Researchers also will study the structure and function of the copper-transporting ATPases, which are central to the copper metabolism and, when mutated, are associated with Menkes and Wilson's diseases.
Menkes disease occurs when dietary copper is trapped in intestinal cells and is abnormally low in tissues. According to the National Institute of Neurological Disorders and Stroke, Menkes infants, mostly males, are born prematurely and suffer from stunted development, as well as seizures, failure to thrive, low body temperature, and kinky, colorless and fragile hair. There is no cure for the disease and it is usually fatal by age 10.
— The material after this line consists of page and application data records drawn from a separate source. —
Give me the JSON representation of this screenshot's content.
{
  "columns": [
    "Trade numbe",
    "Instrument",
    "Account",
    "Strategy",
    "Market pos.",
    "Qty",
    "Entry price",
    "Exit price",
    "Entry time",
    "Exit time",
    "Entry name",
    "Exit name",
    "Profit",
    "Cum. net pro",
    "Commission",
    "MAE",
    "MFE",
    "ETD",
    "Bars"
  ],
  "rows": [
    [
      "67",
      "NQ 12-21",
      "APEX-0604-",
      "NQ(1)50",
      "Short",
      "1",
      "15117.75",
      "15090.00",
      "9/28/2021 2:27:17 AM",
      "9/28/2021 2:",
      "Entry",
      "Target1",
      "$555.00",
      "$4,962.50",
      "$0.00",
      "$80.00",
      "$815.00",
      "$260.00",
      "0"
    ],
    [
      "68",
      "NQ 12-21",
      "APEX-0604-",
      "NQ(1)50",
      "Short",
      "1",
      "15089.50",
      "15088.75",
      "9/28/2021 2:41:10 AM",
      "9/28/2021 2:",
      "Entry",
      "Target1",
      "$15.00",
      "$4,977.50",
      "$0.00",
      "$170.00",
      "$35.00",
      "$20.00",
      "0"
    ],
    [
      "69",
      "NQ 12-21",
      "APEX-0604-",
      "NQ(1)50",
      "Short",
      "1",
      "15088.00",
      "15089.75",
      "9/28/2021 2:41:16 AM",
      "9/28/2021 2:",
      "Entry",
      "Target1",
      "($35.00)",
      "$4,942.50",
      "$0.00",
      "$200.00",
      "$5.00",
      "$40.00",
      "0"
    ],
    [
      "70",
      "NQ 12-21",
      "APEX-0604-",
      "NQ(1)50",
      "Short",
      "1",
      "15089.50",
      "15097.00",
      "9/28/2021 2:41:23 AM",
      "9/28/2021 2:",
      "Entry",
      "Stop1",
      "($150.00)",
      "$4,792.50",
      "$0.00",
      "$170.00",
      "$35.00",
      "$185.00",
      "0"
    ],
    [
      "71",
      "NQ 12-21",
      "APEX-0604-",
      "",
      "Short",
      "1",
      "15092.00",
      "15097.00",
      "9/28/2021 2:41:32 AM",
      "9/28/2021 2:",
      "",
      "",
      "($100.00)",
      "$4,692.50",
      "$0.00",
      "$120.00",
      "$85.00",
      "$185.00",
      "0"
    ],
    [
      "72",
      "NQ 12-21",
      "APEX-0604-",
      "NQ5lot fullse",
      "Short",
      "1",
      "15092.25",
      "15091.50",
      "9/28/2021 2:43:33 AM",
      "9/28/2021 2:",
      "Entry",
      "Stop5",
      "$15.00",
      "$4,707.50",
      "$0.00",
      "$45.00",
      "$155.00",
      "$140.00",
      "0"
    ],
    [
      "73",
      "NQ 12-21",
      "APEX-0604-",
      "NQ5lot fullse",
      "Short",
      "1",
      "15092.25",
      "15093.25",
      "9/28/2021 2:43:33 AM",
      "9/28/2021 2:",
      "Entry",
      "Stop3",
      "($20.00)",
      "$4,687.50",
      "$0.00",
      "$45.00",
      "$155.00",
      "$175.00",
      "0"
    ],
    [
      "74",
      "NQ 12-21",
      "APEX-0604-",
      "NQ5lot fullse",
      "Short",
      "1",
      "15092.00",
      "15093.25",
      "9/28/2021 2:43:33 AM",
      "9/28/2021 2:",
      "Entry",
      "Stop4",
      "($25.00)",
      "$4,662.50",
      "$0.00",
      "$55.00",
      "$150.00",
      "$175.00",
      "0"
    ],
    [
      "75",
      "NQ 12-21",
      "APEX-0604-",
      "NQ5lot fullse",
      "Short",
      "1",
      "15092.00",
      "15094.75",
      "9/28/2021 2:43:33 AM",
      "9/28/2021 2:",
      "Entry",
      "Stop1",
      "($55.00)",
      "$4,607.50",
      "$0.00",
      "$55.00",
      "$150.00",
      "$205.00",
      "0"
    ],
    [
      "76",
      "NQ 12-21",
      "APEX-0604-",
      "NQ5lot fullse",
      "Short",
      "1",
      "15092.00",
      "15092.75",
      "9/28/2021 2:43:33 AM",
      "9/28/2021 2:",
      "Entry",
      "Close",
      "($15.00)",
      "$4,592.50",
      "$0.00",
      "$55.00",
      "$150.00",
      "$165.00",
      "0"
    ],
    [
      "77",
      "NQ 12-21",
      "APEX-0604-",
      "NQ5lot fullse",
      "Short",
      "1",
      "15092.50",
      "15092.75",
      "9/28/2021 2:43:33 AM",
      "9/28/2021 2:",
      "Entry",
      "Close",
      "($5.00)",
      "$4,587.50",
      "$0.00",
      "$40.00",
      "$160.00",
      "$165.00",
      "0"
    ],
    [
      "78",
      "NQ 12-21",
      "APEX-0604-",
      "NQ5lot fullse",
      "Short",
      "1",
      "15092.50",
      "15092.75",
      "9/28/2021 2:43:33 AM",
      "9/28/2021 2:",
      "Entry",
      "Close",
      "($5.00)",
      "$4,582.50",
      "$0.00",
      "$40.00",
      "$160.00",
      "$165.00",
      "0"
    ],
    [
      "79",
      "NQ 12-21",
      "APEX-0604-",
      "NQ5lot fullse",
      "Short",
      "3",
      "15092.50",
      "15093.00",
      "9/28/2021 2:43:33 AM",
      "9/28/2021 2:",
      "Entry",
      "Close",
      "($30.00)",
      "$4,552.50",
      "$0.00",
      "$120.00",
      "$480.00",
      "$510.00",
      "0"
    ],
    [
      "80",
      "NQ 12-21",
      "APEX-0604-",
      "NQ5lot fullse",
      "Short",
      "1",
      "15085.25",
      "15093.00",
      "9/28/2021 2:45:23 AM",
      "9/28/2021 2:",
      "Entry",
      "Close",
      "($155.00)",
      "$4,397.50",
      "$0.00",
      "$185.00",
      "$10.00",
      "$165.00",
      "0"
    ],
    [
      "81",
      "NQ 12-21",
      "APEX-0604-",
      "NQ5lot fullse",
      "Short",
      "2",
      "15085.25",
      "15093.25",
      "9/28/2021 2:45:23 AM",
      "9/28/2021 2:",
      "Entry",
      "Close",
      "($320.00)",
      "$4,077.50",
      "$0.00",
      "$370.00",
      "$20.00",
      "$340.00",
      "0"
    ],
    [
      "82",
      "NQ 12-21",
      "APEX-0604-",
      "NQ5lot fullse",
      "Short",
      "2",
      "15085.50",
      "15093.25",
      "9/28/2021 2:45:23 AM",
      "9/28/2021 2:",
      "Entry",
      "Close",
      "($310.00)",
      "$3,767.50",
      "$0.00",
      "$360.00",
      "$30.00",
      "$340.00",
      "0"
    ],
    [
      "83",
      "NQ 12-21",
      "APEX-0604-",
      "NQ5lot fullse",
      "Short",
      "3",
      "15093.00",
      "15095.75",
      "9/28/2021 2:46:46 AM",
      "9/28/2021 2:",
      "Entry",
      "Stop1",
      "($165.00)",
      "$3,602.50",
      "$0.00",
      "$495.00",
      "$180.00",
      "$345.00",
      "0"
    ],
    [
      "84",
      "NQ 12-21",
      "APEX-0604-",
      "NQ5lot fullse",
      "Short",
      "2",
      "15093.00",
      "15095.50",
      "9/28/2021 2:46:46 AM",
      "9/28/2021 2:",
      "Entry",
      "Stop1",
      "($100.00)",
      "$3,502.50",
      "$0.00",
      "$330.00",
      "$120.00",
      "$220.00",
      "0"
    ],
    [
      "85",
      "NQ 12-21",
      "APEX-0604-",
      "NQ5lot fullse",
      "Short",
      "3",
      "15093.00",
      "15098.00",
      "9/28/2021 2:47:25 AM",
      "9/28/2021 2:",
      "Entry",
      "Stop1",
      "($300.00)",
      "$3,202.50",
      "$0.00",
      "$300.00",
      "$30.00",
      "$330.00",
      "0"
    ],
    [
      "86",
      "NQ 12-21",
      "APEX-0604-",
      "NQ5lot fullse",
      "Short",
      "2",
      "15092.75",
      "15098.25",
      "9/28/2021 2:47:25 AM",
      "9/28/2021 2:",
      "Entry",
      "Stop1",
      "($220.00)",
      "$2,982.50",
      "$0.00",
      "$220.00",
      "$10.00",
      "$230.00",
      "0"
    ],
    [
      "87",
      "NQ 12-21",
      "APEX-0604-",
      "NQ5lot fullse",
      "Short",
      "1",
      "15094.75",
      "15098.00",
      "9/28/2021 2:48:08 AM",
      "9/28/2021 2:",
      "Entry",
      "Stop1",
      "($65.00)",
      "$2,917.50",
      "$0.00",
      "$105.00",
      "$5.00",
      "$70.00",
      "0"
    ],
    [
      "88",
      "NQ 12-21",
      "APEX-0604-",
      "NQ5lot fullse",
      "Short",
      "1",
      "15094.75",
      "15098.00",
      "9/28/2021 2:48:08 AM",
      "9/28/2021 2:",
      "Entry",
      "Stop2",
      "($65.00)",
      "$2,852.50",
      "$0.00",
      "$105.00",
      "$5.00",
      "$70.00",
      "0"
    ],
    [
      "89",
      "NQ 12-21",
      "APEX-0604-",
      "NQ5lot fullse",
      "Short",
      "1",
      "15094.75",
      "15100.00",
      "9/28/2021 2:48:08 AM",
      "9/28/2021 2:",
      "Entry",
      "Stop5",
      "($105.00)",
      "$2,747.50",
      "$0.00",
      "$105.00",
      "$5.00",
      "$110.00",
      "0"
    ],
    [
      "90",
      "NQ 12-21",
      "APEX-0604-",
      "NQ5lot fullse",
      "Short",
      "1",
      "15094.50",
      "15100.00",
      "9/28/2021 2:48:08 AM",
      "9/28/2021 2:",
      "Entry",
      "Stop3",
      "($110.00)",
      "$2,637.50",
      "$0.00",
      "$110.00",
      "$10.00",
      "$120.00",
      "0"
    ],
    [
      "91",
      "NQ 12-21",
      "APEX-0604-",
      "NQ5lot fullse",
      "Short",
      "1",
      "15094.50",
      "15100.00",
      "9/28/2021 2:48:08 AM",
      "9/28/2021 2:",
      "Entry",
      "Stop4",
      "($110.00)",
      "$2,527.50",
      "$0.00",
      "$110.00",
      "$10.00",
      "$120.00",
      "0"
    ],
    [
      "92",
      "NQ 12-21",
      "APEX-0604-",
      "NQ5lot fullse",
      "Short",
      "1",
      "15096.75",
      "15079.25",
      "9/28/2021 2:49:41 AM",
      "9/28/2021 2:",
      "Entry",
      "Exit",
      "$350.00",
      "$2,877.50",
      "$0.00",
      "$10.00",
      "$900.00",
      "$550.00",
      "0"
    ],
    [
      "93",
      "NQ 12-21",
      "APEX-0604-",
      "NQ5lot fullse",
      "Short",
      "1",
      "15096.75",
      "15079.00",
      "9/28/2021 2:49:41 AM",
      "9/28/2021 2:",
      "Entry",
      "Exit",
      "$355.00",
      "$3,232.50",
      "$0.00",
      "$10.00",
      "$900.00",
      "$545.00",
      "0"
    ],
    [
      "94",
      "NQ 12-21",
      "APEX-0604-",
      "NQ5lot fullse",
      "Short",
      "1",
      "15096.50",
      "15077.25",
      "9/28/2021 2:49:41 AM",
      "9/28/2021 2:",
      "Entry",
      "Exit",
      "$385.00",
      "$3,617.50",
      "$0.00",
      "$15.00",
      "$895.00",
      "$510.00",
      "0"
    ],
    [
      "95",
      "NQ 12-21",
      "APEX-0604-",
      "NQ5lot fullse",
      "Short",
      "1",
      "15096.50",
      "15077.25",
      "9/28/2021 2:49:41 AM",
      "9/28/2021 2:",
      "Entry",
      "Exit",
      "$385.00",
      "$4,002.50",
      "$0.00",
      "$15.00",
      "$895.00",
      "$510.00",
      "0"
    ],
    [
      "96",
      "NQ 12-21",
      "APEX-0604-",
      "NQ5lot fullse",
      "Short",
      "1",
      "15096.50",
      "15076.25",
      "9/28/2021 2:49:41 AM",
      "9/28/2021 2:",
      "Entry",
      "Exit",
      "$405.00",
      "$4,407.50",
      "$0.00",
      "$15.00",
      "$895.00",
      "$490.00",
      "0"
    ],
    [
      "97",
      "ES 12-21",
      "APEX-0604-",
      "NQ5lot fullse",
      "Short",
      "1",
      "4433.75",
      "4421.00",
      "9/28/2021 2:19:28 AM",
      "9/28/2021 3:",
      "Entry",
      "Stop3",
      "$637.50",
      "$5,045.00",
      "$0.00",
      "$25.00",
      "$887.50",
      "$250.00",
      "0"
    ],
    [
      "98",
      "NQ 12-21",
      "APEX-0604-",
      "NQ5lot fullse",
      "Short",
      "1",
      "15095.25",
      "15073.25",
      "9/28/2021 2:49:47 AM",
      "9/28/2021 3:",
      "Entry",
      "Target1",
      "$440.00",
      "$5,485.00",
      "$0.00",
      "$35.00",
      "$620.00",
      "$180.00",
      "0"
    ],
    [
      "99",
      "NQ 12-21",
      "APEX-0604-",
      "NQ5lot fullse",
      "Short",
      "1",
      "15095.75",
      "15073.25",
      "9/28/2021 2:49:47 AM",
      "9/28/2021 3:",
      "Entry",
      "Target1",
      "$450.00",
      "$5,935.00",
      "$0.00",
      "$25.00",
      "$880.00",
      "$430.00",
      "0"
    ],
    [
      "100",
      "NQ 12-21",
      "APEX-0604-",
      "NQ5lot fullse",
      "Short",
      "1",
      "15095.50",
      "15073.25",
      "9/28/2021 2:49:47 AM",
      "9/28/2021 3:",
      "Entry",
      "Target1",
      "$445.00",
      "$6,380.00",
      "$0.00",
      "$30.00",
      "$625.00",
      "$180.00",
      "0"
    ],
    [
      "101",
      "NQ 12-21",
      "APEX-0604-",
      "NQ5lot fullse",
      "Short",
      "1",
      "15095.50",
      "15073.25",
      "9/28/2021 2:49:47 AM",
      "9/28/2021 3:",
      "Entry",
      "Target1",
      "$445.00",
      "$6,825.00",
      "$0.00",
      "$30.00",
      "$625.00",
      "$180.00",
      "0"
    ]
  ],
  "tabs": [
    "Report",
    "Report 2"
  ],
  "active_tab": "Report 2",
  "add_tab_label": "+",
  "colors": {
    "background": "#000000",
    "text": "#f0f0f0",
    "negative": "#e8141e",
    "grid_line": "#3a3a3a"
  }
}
Wilson's disease is caused when excessive copper accumulates in the body, leading to liver disease in about 40 percent of patients as well as neurological problems, including tremors, rigidity, drooling, difficulty with speech, abrupt personality change, and unusual behavior associated with neurosis and psychosis. If untreated, it is generally fatal by age 30.
Iron metabolism and its link to hemochromatosis is being studied as well by OHSU investigators. An inherited disease, hemochromatosis occurs when the body absorbs and stores too much iron, allowing it to build up in the liver, heart and pancreas and triggering their failure. Caroline Enns, Ph.D., professor of cell and developmental biology in the OHSU School of Medicine, is tracking the defective gene that causes the disease.
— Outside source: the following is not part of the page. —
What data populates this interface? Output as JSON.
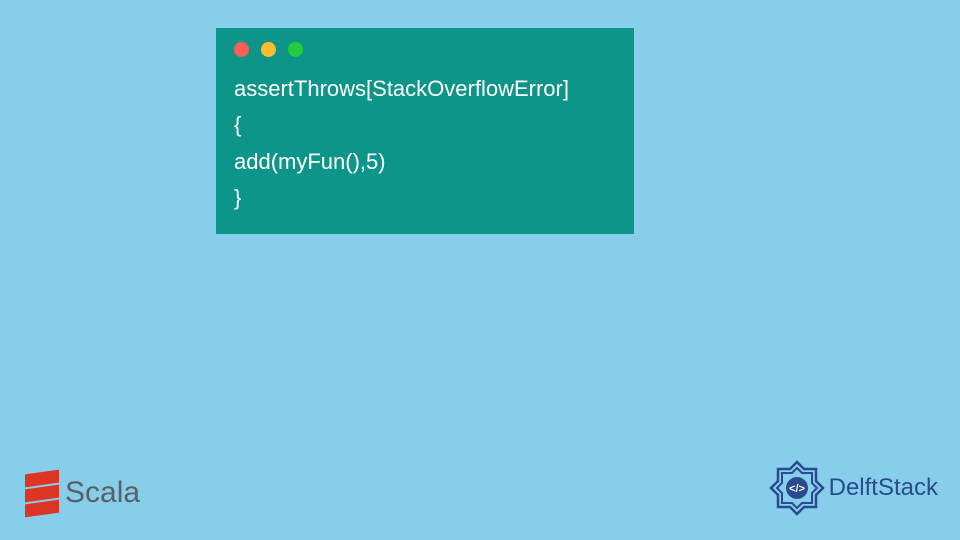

"There is a very tight link between copper and iron metabolism," Lutsenko said. "Studying the systems in parallel is mutually beneficial. The experimental approaches will be very similar and we expect to discover interesting connections."
The metal ion project began earlier this year following grants from the Oregon Opportunity medical research funding effort and the National Institute of General Medical Sciences. It is t
Contact: Jonathan Modie
Oregon Health & Science University